[Records to process — start]

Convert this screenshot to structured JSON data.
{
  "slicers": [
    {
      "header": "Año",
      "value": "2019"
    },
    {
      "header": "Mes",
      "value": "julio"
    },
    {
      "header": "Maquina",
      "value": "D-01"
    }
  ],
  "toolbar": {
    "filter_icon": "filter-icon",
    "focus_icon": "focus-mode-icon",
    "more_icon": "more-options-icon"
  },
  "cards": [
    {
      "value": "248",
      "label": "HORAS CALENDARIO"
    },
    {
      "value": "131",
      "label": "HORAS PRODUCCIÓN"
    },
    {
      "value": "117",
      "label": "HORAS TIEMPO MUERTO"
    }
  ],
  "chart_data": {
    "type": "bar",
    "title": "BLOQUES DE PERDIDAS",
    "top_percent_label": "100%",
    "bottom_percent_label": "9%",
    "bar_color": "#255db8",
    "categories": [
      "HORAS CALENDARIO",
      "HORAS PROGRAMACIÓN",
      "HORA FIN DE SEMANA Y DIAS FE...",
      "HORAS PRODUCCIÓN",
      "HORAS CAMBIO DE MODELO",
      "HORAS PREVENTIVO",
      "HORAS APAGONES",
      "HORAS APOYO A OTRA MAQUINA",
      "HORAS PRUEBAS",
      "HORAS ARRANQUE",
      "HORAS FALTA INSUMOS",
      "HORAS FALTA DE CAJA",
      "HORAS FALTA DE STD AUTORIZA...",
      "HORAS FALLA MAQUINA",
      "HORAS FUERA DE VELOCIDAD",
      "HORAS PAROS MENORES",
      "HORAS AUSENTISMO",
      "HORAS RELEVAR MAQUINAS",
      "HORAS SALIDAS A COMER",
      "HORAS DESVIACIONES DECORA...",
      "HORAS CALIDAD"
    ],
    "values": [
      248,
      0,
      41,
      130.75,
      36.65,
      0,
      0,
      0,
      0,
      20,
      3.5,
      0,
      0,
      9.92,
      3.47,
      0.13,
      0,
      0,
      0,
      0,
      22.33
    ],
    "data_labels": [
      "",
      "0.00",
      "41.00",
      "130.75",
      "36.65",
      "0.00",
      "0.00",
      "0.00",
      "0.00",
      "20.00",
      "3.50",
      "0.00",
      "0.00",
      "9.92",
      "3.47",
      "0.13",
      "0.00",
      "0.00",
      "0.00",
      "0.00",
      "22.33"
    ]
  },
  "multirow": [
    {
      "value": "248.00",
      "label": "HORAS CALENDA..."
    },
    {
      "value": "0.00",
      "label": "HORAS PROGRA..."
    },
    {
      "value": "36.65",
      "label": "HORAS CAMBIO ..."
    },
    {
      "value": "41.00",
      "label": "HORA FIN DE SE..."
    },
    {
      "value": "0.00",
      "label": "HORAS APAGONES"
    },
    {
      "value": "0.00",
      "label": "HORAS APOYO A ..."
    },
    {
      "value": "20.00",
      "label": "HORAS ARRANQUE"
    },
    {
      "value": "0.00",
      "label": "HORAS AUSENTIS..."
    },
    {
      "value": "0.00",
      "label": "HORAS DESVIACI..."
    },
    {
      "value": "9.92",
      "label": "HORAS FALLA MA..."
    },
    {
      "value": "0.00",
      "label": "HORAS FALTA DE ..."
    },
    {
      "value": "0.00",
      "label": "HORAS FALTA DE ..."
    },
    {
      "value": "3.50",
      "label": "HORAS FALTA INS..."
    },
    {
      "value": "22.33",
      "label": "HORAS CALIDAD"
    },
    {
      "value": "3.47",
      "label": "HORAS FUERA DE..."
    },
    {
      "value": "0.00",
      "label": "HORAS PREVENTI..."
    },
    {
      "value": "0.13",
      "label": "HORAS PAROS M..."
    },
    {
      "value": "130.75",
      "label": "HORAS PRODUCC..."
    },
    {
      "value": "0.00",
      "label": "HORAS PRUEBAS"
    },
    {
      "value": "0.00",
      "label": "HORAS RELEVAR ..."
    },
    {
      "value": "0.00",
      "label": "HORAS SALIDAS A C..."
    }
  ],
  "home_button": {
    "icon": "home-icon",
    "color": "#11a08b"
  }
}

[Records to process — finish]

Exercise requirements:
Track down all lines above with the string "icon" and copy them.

Completed task:
    "filter_icon": "filter-icon",
    "focus_icon": "focus-mode-icon",
    "more_icon": "more-options-icon"
    "icon": "home-icon",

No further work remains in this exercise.